Michael Jordan’s Revenge: The Jock Tax
By Noah Sheer | April 12, 2012
The 1991 NBA Finals was a defining moment in professional sports. It was Michael
Jordan’s first NBA Finals, the end of the “Showtime” era for the Lakers, and the
beginning of the Bulls dynasty. However, at the same time, a more ominous and
quietly discussed tax policy was approved by California State taxing authorities
forever changing American sports.
As the story goes, soon after the celebrations, parades and excitement of the ’91
Finals, the State of California notified Michael Jordan that he would owe taxes for
the days he spent in Los Angeles. In direct response to this new egregious policy,
Illinois passed a bill famously known as “Michael Jordan’s Revenge” – imposing
income taxes on athletes from California and any other state that imposed a tax
on their residents. Many city and state governments followed suit, seizing the
opportunity to reach into the pockets of visiting athletes. Today, nearly every
state that hosts professional sports teams has enacted their own Jock Tax policy.
Even city local taxing authorities such as Cleveland, Kansas City, Detroit and
Philadelphia established similar rules independent of the state.
The Jock Tax policy is a more aggressive and targeted approach to the ‘non-
resident’ income tax.

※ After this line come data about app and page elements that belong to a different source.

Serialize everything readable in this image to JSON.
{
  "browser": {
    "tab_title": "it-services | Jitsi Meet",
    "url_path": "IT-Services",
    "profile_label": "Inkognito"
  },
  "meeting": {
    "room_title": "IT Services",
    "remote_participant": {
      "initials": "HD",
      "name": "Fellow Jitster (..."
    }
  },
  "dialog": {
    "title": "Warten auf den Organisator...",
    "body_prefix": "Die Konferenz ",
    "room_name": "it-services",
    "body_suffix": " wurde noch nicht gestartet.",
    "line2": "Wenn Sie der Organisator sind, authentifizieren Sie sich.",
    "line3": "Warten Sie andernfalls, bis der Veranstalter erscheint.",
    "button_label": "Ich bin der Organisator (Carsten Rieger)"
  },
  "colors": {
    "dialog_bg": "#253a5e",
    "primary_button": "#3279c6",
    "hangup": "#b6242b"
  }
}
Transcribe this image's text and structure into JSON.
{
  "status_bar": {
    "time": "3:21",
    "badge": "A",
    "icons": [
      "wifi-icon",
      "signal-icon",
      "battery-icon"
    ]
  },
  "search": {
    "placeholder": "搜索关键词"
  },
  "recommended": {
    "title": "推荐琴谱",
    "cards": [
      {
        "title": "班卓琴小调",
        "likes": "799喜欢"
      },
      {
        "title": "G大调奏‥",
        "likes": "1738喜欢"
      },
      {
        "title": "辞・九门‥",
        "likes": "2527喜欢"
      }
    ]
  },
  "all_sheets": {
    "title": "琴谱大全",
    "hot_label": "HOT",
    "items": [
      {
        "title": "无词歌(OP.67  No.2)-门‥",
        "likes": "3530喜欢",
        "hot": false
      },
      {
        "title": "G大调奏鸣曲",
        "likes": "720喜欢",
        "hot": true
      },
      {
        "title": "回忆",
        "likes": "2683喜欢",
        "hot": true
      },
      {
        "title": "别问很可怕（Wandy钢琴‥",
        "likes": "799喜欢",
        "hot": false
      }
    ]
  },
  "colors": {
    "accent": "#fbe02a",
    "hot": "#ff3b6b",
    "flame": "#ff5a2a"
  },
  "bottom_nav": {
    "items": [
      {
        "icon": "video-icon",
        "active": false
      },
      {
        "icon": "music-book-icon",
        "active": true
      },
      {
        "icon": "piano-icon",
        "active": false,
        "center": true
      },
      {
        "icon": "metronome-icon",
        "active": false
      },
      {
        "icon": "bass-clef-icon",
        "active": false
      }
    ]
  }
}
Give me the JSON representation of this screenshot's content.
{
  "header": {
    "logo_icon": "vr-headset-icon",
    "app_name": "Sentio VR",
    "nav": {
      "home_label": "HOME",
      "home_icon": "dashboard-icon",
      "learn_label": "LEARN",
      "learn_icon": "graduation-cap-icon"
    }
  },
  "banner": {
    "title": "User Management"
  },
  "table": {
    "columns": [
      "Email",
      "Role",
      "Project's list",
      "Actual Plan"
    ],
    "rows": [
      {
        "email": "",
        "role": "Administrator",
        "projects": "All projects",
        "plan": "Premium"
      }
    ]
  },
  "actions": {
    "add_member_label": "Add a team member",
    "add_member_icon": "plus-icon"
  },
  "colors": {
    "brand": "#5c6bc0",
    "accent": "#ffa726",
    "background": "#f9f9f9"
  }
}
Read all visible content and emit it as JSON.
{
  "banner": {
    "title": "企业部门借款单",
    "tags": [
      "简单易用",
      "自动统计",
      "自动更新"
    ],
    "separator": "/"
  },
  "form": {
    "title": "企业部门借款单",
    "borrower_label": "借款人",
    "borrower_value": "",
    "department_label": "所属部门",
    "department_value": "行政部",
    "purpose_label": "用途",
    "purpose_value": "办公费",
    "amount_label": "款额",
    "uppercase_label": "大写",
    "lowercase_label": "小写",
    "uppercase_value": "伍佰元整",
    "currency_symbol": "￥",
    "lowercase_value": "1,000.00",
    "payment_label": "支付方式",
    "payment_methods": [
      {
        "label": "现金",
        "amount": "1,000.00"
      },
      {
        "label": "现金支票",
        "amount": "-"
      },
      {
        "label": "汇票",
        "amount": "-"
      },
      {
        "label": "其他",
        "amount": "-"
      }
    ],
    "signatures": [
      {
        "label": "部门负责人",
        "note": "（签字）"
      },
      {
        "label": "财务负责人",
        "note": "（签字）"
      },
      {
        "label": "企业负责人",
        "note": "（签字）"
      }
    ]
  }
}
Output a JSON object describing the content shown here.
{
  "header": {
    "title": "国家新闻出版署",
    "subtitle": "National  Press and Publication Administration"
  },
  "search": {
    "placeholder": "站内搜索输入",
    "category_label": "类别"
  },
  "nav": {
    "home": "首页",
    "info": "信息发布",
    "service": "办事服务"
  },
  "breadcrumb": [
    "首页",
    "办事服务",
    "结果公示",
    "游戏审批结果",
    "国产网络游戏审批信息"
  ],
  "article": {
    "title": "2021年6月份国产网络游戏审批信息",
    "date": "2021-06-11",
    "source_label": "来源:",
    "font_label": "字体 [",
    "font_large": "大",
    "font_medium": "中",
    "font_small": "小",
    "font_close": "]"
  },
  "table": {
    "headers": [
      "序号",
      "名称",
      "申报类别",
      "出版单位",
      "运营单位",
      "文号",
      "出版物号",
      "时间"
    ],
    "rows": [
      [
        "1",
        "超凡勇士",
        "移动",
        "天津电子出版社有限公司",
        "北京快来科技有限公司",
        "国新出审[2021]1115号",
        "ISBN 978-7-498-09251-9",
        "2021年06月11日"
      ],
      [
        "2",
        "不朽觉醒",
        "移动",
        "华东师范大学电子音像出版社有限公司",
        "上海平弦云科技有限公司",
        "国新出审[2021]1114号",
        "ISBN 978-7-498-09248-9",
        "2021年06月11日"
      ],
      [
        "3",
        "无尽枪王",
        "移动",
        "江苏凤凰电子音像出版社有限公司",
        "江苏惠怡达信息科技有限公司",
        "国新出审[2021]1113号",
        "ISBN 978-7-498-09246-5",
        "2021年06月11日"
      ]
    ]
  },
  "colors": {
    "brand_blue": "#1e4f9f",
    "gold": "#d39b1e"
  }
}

A ‘non-resident’ income tax is a tax imposed by States in
which you do not live in but do have some income-producing interest. These
states (and some cities) can tack on their additional ‘resident’ state tax and have
a claim to your money. Taxing authorities track team schedules and rosters every
year. An athlete from Chicago, IL playing for the New York Knicks is responsible
for both city and state income taxes in both Chicago, IL (Home State) and New
York, NY (State of Employment). Additionally, that player will owe money to
over 20 state and city governments that the team visited throughout the season
(coaching staff included).
What you can do?
A tax plan will save a considerable amount of money. Two accountants will
approach the Jock Tax differently. One may calculate the tax as prorated portions
of salary another may count the number of professional days in state and use
this as a means test. In addition, there are multiple methods to allocate expenses
against each states tax. The taxpayer wants the method that works in his favor
and there is no way to know which method is best unless the tax professional
considers them all. Of course, staying vigilant in keeping track of these expenses
while on the road is imperative.
Responsible tax planning must be a critical component of an athlete’s long-term
financial plan. Yes, you can structure your assets and investments in a more tax
efficient way. If the ‘Michael Jordan Revenge’ tax affects you, reach out to Cherry
Bekaert & Holland this tax season to learn how you can best protect yourself.
Noah Sheer is the Director of Sports & Entertainment at CB&H, a full service CPA firm providing audit, tax and consulting services. He has overseen the growth of the CB&H Sports division representing clients in the NBA, FIBA, NFL, NHL, MLB and PGA Tour.